Hyphenation Station: When Not to Use a Hyphen
General Principle 1 (from p. 98) says “If a compound adjective can be misread, use a hyphen.” But, the reverse is also true: If the compound adjective is clear as it stands, you do not need a hyphen. This may sound like a judgment call, but the following guidelines can help you make the call in many cases.
Examples of Adverbs Ending in -ly
|widely attended gatherings|
|relatively comfortable chair|
|randomly assigned participants|
Adverbs ending in -ly
Adverbs ending in -ly are understood to modify the word that follows. Adding a hyphen would be redundant.
For example, in the phrase widely attended gatherings readers understand that widely modifies attended. Adding a hyphen, to write this as widely-attended gatherings, would not give the reader any additional information.
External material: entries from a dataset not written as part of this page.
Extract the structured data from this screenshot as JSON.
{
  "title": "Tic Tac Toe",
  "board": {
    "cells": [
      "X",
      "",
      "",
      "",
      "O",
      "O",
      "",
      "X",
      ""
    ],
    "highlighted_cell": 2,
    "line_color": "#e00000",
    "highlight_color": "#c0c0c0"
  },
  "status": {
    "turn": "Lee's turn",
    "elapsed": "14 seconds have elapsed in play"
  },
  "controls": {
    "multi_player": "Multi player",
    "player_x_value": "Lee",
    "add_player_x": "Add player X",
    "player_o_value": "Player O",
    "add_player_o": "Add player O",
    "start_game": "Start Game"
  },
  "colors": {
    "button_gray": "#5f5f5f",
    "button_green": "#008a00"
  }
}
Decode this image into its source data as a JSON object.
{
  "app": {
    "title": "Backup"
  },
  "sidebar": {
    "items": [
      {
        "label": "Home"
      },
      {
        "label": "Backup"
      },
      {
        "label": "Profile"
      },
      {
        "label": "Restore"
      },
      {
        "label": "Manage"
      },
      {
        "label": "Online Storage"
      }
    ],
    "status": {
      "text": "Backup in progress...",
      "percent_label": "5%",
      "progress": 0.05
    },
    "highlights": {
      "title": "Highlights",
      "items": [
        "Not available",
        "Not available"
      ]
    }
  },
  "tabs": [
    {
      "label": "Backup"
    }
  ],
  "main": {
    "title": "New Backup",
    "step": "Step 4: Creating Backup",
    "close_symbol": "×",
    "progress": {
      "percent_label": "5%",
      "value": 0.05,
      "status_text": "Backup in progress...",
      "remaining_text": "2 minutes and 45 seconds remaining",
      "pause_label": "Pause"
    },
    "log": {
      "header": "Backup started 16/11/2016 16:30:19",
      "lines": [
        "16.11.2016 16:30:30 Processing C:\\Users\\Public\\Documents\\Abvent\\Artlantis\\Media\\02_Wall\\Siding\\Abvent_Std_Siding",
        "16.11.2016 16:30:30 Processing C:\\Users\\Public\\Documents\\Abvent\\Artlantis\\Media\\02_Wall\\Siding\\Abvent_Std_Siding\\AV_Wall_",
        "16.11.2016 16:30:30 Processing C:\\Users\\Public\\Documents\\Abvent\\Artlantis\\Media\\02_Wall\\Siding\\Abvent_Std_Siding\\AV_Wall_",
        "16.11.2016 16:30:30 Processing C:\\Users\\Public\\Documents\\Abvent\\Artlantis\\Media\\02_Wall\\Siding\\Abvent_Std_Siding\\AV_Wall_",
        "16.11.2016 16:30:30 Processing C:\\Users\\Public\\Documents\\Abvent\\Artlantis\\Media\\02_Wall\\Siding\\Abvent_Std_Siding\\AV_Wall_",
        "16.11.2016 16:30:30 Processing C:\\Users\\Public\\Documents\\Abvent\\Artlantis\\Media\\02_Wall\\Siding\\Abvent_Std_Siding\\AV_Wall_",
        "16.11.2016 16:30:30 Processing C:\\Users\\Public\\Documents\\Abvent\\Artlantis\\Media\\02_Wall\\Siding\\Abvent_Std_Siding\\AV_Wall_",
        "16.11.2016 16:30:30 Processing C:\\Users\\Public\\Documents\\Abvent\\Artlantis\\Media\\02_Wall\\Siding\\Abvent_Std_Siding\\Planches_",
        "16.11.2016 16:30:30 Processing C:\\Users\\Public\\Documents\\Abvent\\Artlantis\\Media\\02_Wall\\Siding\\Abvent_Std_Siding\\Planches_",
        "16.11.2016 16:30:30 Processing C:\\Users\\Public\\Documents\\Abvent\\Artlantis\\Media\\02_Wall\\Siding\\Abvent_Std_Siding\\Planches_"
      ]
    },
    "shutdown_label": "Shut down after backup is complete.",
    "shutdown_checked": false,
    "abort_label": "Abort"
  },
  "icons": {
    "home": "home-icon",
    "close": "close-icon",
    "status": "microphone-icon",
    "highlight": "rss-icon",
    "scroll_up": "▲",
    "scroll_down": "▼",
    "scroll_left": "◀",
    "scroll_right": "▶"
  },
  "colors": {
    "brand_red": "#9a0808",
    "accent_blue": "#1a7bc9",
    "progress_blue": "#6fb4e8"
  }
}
Examples of Comparative or Superlative Adjectives
|much maligned argument|
|better understood philosophy|
|less anticipated production|
|higher scoring participants|
Comparative or superlative adjectives
In a similar way, comparative or superlative adjectives modify the word that follows and do not need hyphens.
These and other examples where a hyphen should not be included can be found in Table 4.1 on page 98 of the Manual. All five general principles for hyphens can also be found in this FAQ.